Feasibility study on three furfurylated non-durable tropical wood species evaluated for resistance to brown, white and soft rot fungi
T Mark Venås, A H H Wong
Furfurylation can protect non-durable wood species against biological degradation, but the method used today cannot fully protect the heartwood of Scots pine due to insufficient penetration. In order to test alternative wood substrates for furfurylation, three Malaysian grown wood species (Kelempayan, Rubberwood and Sena) were furfurylated and subjected to soil block decay testing. Their performance was compared to furfurylated Scots pine and furfurylated Beech modified using the same process. In addition, treatment characteristics were evaluated. One of the species tested, Kelempayan, seems to be a promising substrate for furfurylation. Kelempayan is easy to impregnate in both sap- and heartwood, and a 50% higher weight gain was reached using equivalent amounts of impregnation solution compared to Scots pine. Sena, Rubberwood and Beech returned weight gains 40-60% lower than Scots pine.

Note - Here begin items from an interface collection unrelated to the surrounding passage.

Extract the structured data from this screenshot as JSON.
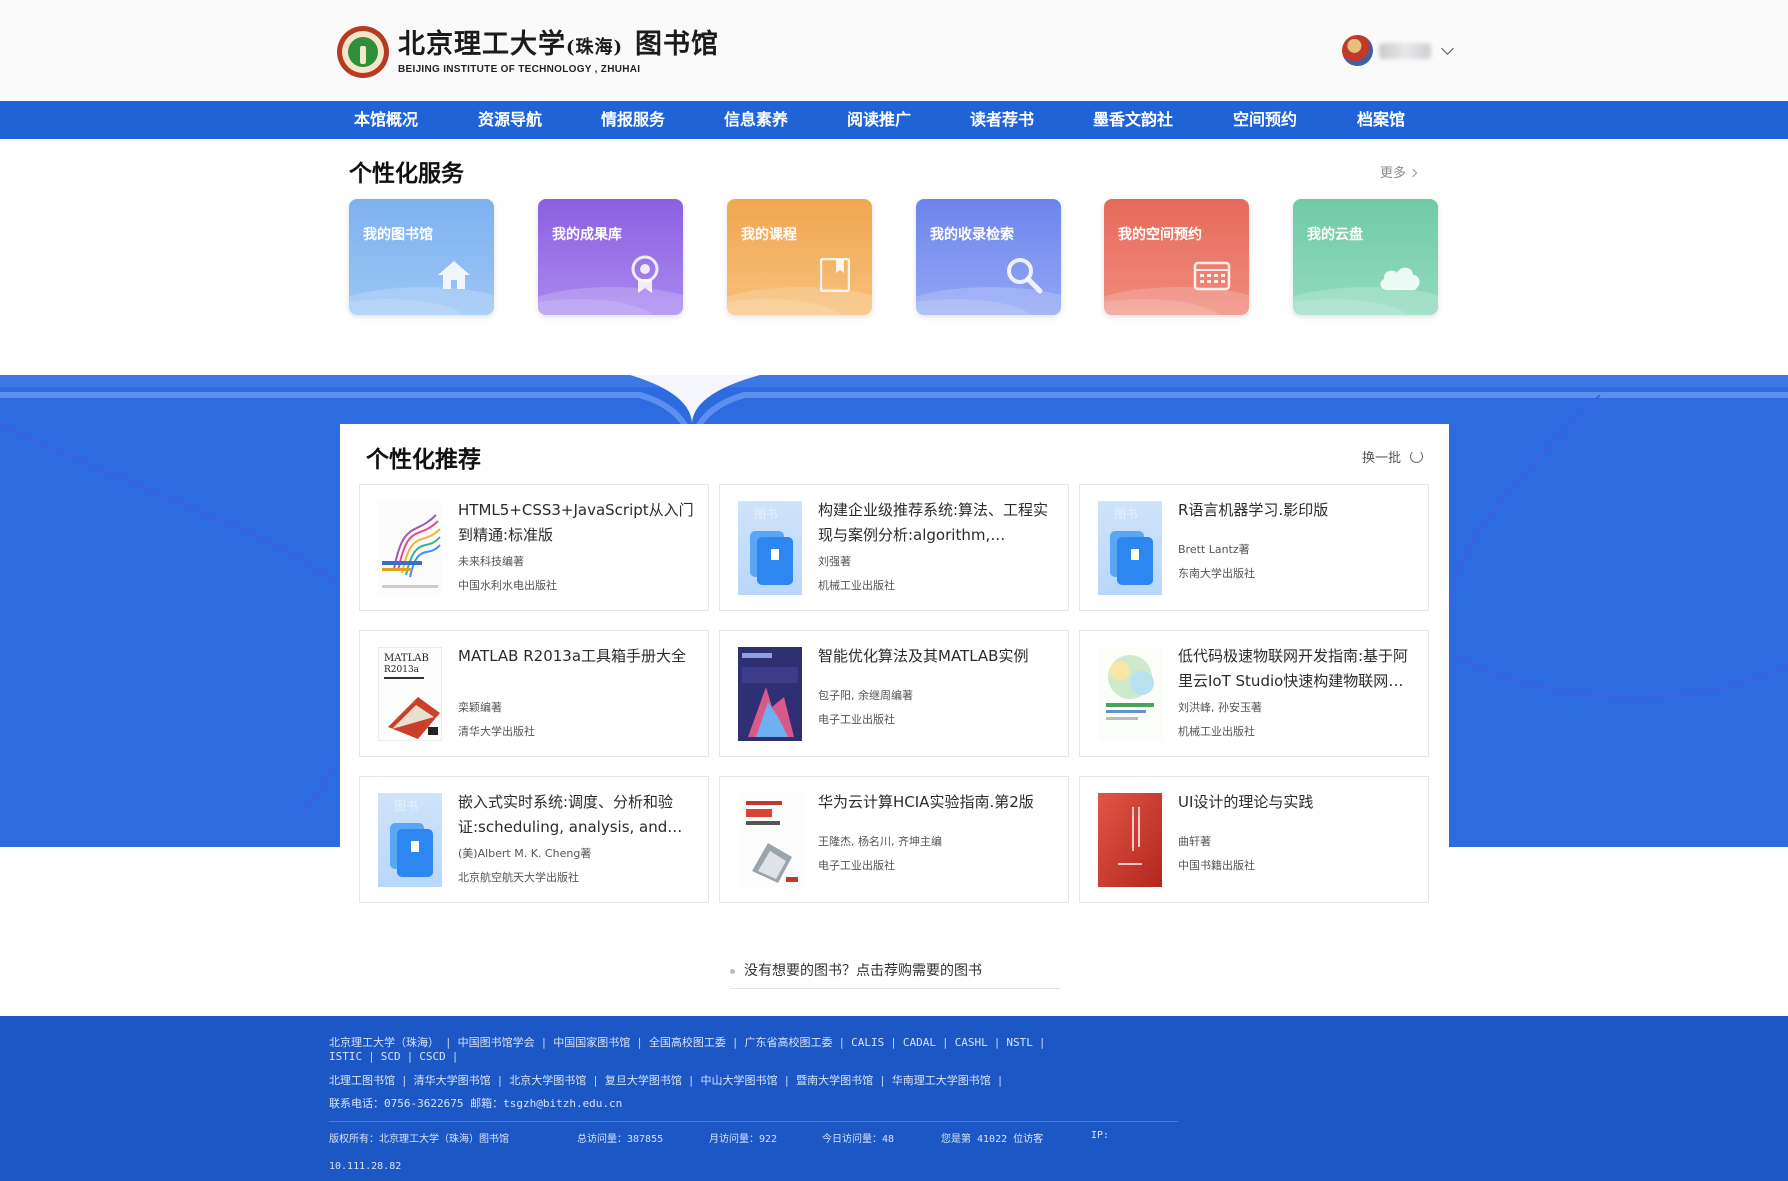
{
  "header": {
    "logo_cn": "北京理工大学",
    "logo_cn_small": "(珠海)",
    "logo_cn_lib": "图书馆",
    "logo_en": "BEIJING INSTITUTE OF TECHNOLOGY , ZHUHAI"
  },
  "nav": {
    "items": [
      "本馆概况",
      "资源导航",
      "情报服务",
      "信息素养",
      "阅读推广",
      "读者荐书",
      "墨香文韵社",
      "空间预约",
      "档案馆"
    ]
  },
  "services": {
    "title": "个性化服务",
    "more": "更多",
    "cards": [
      {
        "label": "我的图书馆",
        "icon": "house-icon",
        "color_top": "#7db1ef",
        "color_bottom": "#9cc6f5"
      },
      {
        "label": "我的成果库",
        "icon": "award-icon",
        "color_top": "#8c5fe0",
        "color_bottom": "#a98af0"
      },
      {
        "label": "我的课程",
        "icon": "book-icon",
        "color_top": "#f1a651",
        "color_bottom": "#f7c07a"
      },
      {
        "label": "我的收录检索",
        "icon": "search-icon",
        "color_top": "#6d85ec",
        "color_bottom": "#93a7f5"
      },
      {
        "label": "我的空间预约",
        "icon": "calendar-icon",
        "color_top": "#e66a5b",
        "color_bottom": "#f08c7d"
      },
      {
        "label": "我的云盘",
        "icon": "cloud-icon",
        "color_top": "#6fcaa7",
        "color_bottom": "#94dbc0"
      }
    ]
  },
  "recommend": {
    "title": "个性化推荐",
    "refresh": "换一批",
    "books": [
      {
        "title": "HTML5+CSS3+JavaScript从入门到精通:标准版",
        "author": "未来科技编著",
        "publisher": "中国水利水电出版社",
        "cover": "html-cover"
      },
      {
        "title": "构建企业级推荐系统:算法、工程实现与案例分析:algorithm, engineering implementation and case study",
        "author": "刘强著",
        "publisher": "机械工业出版社",
        "cover": "placeholder"
      },
      {
        "title": "R语言机器学习.影印版",
        "author": "Brett Lantz著",
        "publisher": "东南大学出版社",
        "cover": "placeholder"
      },
      {
        "title": "MATLAB R2013a工具箱手册大全",
        "author": "栾颖编著",
        "publisher": "清华大学出版社",
        "cover": "matlab-cover"
      },
      {
        "title": "智能优化算法及其MATLAB实例",
        "author": "包子阳, 余继周编著",
        "publisher": "电子工业出版社",
        "cover": "algo-cover"
      },
      {
        "title": "低代码极速物联网开发指南:基于阿里云IoT Studio快速构建物联网应用",
        "author": "刘洪峰, 孙安玉著",
        "publisher": "机械工业出版社",
        "cover": "iot-cover"
      },
      {
        "title": "嵌入式实时系统:调度、分析和验证:scheduling, analysis, and verification",
        "author": "(美)Albert M. K. Cheng著",
        "publisher": "北京航空航天大学出版社",
        "cover": "placeholder"
      },
      {
        "title": "华为云计算HCIA实验指南.第2版",
        "author": "王隆杰, 杨名川, 齐坤主编",
        "publisher": "电子工业出版社",
        "cover": "huawei-cover"
      },
      {
        "title": "UI设计的理论与实践",
        "author": "曲轩著",
        "publisher": "中国书籍出版社",
        "cover": "ui-cover"
      }
    ],
    "placeholder_text": "图书",
    "suggest": "没有想要的图书？点击荐购需要的图书"
  },
  "footer": {
    "links_row1": [
      "北京理工大学（珠海）",
      "中国图书馆学会",
      "中国国家图书馆",
      "全国高校图工委",
      "广东省高校图工委",
      "CALIS",
      "CADAL",
      "CASHL",
      "NSTL"
    ],
    "links_row2": [
      "ISTIC",
      "SCD",
      "CSCD"
    ],
    "links_row3": [
      "北理工图书馆",
      "清华大学图书馆",
      "北京大学图书馆",
      "复旦大学图书馆",
      "中山大学图书馆",
      "暨南大学图书馆",
      "华南理工大学图书馆"
    ],
    "contact": "联系电话：0756-3622675   邮箱：tsgzh@bitzh.edu.cn",
    "copyright": "版权所有：北京理工大学（珠海）图书馆",
    "total_visits": "总访问量：387855",
    "month_visits": "月访问量：922",
    "today_visits": "今日访问量：48",
    "visitor_no": "您是第 41022 位访客",
    "ip_label": "IP:",
    "ip": "10.111.28.82"
  }
}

Decay protection was largely comparable at equivalent weight percent gains for all wood species tested, although differences appeared. Generally, a weight gain of approximately 25% by furfurylation seems to offer good protection in the chosen soil block test.

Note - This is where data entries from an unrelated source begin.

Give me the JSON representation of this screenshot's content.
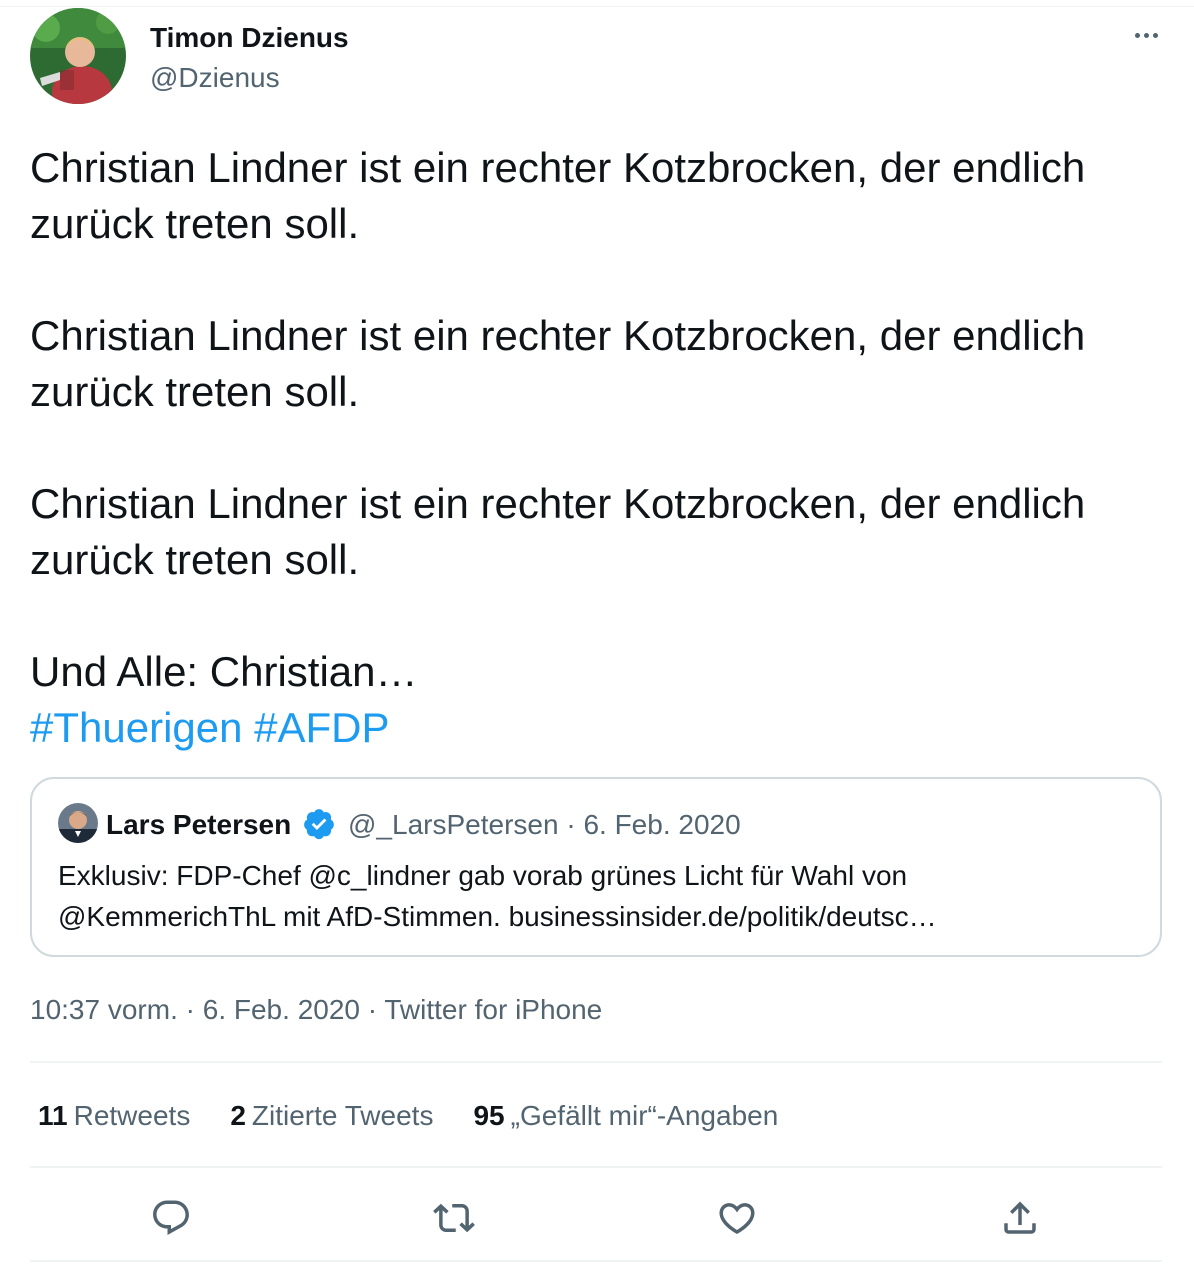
{
  "tweet": {
    "author_name": "Timon Dzienus",
    "author_handle": "@Dzienus",
    "paragraphs": [
      "Christian Lindner ist ein rechter Kotzbrocken, der endlich zurück treten soll.",
      "Christian Lindner ist ein rechter Kotzbrocken, der endlich zurück treten soll.",
      "Christian Lindner ist ein rechter Kotzbrocken, der endlich zurück treten soll.",
      "Und Alle: Christian…"
    ],
    "hashtags": [
      "#Thuerigen",
      "#AFDP"
    ],
    "time": "10:37 vorm.",
    "date": "6. Feb. 2020",
    "source": "Twitter for iPhone",
    "separator": " · "
  },
  "quote": {
    "author_name": "Lars Petersen",
    "author_handle": "@_LarsPetersen",
    "date": "6. Feb. 2020",
    "separator": " · ",
    "text_line1": "Exklusiv: FDP-Chef @c_lindner gab vorab grünes Licht für Wahl von",
    "text_line2": "@KemmerichThL mit AfD-Stimmen. businessinsider.de/politik/deutsc…"
  },
  "stats": {
    "retweets_count": "11",
    "retweets_label": "Retweets",
    "quotes_count": "2",
    "quotes_label": "Zitierte Tweets",
    "likes_count": "95",
    "likes_label": "„Gefällt mir“-Angaben"
  },
  "actions": {
    "reply_icon": "reply-icon",
    "retweet_icon": "retweet-icon",
    "like_icon": "heart-icon",
    "share_icon": "share-icon"
  },
  "colors": {
    "text": "#0f1419",
    "secondary": "#536471",
    "link": "#1d9bf0",
    "border": "#cfd9de"
  }
}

Keywords: Kelempayan, Sena, Rubberwood, furfurylation substrate, decay resistance